My daughter was eighteen months old when we first enrolled her. (I couldn’t stay at home with her any longer and not lose my sanity, but that is a whole other blog post.) We used a little step stool in her bathroom so that she could wash her hands before and after meals and after using the toilet when we started potty training. I know that with supervision and assistance she was more than capable of washing her hands. After my husband and I realized that her fevers were not just a result of her building her immune system we went in to talk to the director of the preschool. I spent ten minutes explaining the trips to urgent care, the HFMD, and diaper rashes. Then I asked if there were hand washing protocols in place. She said, “The children are not developmentally able to wash their hands at this age.” That is verbatim what she said! I couldn’t believe it!
Needless to say, I began searching for a new preschool immediately, especially since one of her classmates was diagnosed with a staph infection on her buttock that had to be surgically removed because it had gotten so bad. There was a wonderful lab school at a local university that was very highly recommended, but they had a waitlist. I called them nearly everyday to see if a spot had opened up. Not lying. While waiting for a spot to open up, I brought in packs of wipes for the staff members to use to wipe the kid’s hands clean because I didn’t see a sink in the classroom. Turns out the door that I thought was a closet was an actually bathroom with toddler-sized toilet and sink, but it was being used to store toys! That’s disturbing on so many levels! When a spot finally opened up at the lab school I was beyond happy!

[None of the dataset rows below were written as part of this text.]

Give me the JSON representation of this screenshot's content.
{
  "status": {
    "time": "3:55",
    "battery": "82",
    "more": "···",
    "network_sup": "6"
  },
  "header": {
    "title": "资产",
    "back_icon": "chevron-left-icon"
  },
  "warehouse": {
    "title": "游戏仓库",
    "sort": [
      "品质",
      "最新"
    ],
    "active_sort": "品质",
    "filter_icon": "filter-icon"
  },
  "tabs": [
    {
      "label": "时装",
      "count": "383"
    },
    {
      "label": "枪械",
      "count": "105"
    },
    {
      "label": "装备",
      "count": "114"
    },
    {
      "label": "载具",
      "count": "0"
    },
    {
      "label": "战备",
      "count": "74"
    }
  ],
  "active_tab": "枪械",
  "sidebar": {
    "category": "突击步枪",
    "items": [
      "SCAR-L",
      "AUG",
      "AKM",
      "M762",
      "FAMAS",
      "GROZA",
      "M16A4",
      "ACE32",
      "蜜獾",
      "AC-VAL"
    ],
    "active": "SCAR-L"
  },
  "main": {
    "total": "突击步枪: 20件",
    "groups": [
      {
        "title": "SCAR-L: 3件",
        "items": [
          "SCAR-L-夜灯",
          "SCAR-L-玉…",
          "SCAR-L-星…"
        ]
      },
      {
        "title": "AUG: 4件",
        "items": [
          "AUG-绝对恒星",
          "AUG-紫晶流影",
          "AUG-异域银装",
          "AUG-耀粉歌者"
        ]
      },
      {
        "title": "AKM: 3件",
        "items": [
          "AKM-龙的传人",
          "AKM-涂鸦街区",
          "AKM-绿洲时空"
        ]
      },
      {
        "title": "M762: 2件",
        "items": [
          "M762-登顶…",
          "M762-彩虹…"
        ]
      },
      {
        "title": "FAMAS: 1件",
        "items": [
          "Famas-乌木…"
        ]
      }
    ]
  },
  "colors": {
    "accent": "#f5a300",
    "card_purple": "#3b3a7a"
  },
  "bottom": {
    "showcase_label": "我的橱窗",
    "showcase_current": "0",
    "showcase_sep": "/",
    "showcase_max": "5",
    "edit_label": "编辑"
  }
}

The picture above is a shout out to the local Chick-fil-A that provides a step stool in the bathroom to help the little kiddos wash their hands. Thank you! Thank you for not making parents juggle their purses, diaper bags, and children while washing hands. Thank you for acknowledging that toddlers are developmentally able to wash their hands when they can reach the faucet. Your thoughtfulness is appreciated. Thank you!